Another thing: there was a storm this season that knocked power out for about 8 hours. The furnace draws a lot of power - you'll run your battery down pretty quick. We have 2 batteries and ran for a couple of hours on battery, then fired up the LP Generator for a couple of hours to recharge the batteries, fire up the tank heaters, and turn on the basement/UDC lamps, and heat tape on hose and sewer lines. Without the generator, we might have had some frozen lines and a cold coach.

Birchwood
02-13-2012, 05:30 PM
An extended ski trip is not the same as living and working from an RV when temps are in the teens.
RV living in the cold is not fun.We experience cold temps before we leave Canada in November each year.
We have to leave water running at night and use a whole lot of propane but its only short lived as we leave
for Florida Nov 1.

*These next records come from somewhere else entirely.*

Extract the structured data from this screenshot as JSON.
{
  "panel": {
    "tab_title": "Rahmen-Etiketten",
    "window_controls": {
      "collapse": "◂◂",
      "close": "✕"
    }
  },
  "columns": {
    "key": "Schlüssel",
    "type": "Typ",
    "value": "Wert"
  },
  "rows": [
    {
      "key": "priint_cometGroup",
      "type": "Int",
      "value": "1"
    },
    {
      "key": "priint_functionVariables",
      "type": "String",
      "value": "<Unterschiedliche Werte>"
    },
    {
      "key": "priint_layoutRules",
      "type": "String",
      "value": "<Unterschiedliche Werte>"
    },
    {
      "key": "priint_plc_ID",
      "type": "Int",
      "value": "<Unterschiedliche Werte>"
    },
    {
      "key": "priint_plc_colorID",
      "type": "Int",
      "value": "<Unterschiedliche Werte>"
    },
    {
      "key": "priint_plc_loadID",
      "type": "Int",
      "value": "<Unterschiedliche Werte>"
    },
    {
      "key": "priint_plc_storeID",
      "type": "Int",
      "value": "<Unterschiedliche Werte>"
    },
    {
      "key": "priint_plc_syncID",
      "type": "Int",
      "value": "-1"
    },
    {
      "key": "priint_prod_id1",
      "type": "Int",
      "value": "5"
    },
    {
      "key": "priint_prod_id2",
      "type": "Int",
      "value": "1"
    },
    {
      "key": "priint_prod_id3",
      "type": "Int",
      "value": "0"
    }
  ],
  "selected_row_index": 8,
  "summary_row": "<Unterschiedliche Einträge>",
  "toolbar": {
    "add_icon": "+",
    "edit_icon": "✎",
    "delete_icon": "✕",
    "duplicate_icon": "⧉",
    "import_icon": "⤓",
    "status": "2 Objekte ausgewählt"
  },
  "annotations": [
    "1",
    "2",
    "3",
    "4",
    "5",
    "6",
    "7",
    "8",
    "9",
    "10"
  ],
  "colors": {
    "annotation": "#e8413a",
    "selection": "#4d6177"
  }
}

danemayer
02-13-2012, 05:58 PM
An extended ski trip is not the same as living and working from an RV when temps are in the teens.

We were there for 6 weeks and don't leave the water running. But then again, maybe it's colder where you were.

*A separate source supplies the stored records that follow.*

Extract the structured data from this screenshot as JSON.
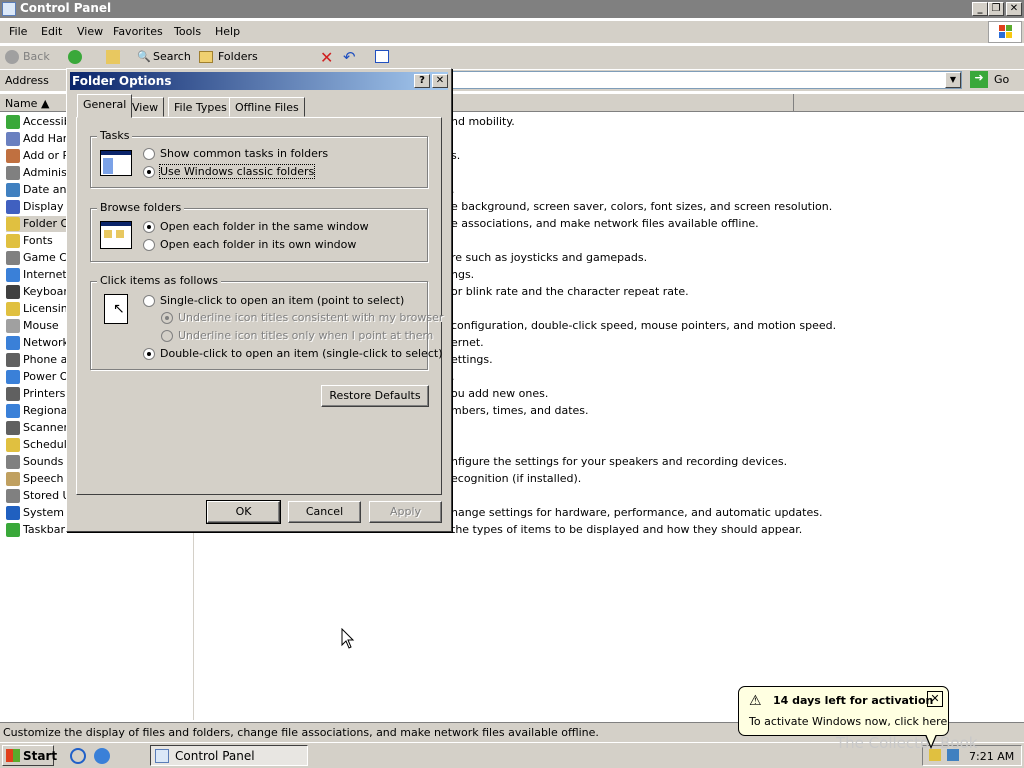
{
  "window": {
    "title": "Control Panel"
  },
  "menu": [
    "File",
    "Edit",
    "View",
    "Favorites",
    "Tools",
    "Help"
  ],
  "toolbar": {
    "back": "Back",
    "search": "Search",
    "folders": "Folders"
  },
  "address": {
    "label": "Address",
    "go": "Go"
  },
  "list": {
    "col_name": "Name"
  },
  "items": [
    "Accessibility Options",
    "Add Hardware",
    "Add or Remove Programs",
    "Administrative Tools",
    "Date and Time",
    "Display",
    "Folder Options",
    "Fonts",
    "Game Controllers",
    "Internet Options",
    "Keyboard",
    "Licensing",
    "Mouse",
    "Network Connections",
    "Phone and Modem Options",
    "Power Options",
    "Printers and Faxes",
    "Regional and Language Options",
    "Scanners and Cameras",
    "Scheduled Tasks",
    "Sounds and Audio Devices",
    "Speech",
    "Stored User Names and Passwords",
    "System",
    "Taskbar and Start Menu"
  ],
  "comments": [
    {
      "row": 0,
      "text": "nd mobility."
    },
    {
      "row": 2,
      "text": "s."
    },
    {
      "row": 4,
      "text": "."
    },
    {
      "row": 5,
      "text": "e background, screen saver, colors, font sizes, and screen resolution."
    },
    {
      "row": 6,
      "text": "e associations, and make network files available offline."
    },
    {
      "row": 8,
      "text": "re such as joysticks and gamepads."
    },
    {
      "row": 9,
      "text": "ngs."
    },
    {
      "row": 10,
      "text": "or blink rate and the character repeat rate."
    },
    {
      "row": 12,
      "text": "configuration, double-click speed, mouse pointers, and motion speed."
    },
    {
      "row": 13,
      "text": "ernet."
    },
    {
      "row": 14,
      "text": "ettings."
    },
    {
      "row": 15,
      "text": "."
    },
    {
      "row": 16,
      "text": "ou add new ones."
    },
    {
      "row": 17,
      "text": "mbers, times, and dates."
    },
    {
      "row": 20,
      "text": "nfigure the settings for your speakers and recording devices."
    },
    {
      "row": 21,
      "text": "ecognition (if installed)."
    },
    {
      "row": 23,
      "text": "hange settings for hardware, performance, and automatic updates."
    },
    {
      "row": 24,
      "text": "the types of items to be displayed and how they should appear."
    }
  ],
  "status": "Customize the display of files and folders, change file associations, and make network files available offline.",
  "dialog": {
    "title": "Folder Options",
    "tabs": [
      "General",
      "View",
      "File Types",
      "Offline Files"
    ],
    "tasks": {
      "label": "Tasks",
      "opt1": "Show common tasks in folders",
      "opt2": "Use Windows classic folders"
    },
    "browse": {
      "label": "Browse folders",
      "opt1": "Open each folder in the same window",
      "opt2": "Open each folder in its own window"
    },
    "click": {
      "label": "Click items as follows",
      "opt1": "Single-click to open an item (point to select)",
      "sub1": "Underline icon titles consistent with my browser",
      "sub2": "Underline icon titles only when I point at them",
      "opt2": "Double-click to open an item (single-click to select)"
    },
    "restore": "Restore Defaults",
    "ok": "OK",
    "cancel": "Cancel",
    "apply": "Apply"
  },
  "balloon": {
    "title": "14 days left for activation",
    "text": "To activate Windows now, click here"
  },
  "taskbar": {
    "start": "Start",
    "task": "Control Panel",
    "clock": "7:21 AM"
  },
  "watermark": "The Collector Book"
}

Maybe you can elaborate on what's not the same.

caissiel
02-13-2012, 10:35 PM
I have spend a complete winter in an RV with winter temperatures in the -20's. I used skirting to protect the tank area, but for our units, it would be from the axles to the front. I used the Fresh water tank, and only filled on warmer days. Dumped on above freezing days. Used windshield water in the tanks after dumping to protect the valves. A cupfull goes a long way in protecting a valve.

We do leave in late november each year and have to heat the unit till departure. Having dual pane windows makes the inside much more comfortable. The low drain valve has been rerouted to be protected by the corroplast cover.
We use the fresh water tank mostly, and fill on warmer days, and dump only on warmer days. Our unit is very dependable down to 0 F and the Fireplace is used to supplement the furnace.
I have a digital thermostate that is set at 72 at 8am, 68 at 10AM 72F at 4PM and 60F at 12PM we are retired and we adjust it when required but the fireplace runs most of the time because our electric fireplace is more efficient then the furnace. Never ever had any freezing situation, because I have digital thermostats that I monitor the tank area and outside temperatures.

When we leave for the south we live in the unit during the trip and have sleeped in it as far down to 10F and were comfortable inside with the furnace set on manual control because thermostat control kills the batteries in a few hrs.
This unit has never been winterized and never frooze.

You need to use common sence and never expose the water to freezing.

2psnapod1
02-14-2012, 08:43 AM
We live full-time in our Key Largo and have the Yeti package & dual pane windows. We are currently in Alabama so we don't get below 35 too often. Although in the last week we've had lows in the low 20s about 3 times. We just made sure we had water in the tank, unhooked the hose from the coach, turned on the Yeti package and all was well! We also have a fireplace and a space heater that we use to help heat the coach. With both of them going the furnace/heat pumps come on infrequently.

IMHO the dual pane windows are a must as they helped reduce the heat inside the coach this summer when we were experiencing high 90s and low 100s. They're dual 'purpose'!

You may want to consider a fireplace, as well...it's a great addition and saves on propane - especially if you are parked where electric is included.

Good luck with your purchase.

readytohitheroad
02-14-2012, 10:41 AM
Thank you to everyone for your informative responses. Look forward to meeting many of you "on the road" in the near future!

fljlcw
02-14-2012, 10:57 AM
we have been F/T for 7 years are currently in Carrizozo nm retired from Roswell NM PM me your # and I will call you and welcome to the group Fred

Brandon.Prewitt
02-14-2012, 02:35 PM
We're full time in Denver City Texas, about 50 miles East of Hobbs New Mexico. Been here since May of last year when I purchased it. I have insulated and heat traced my water hose and spigot. That's about it. Keep the heater on 63 to warm the underbelly. We use the fireplace and space heaters as needed. Mine is 4 season, I don't think any of the tanks or lines are traced.

More heat in the basement can't hurt but we don't need it.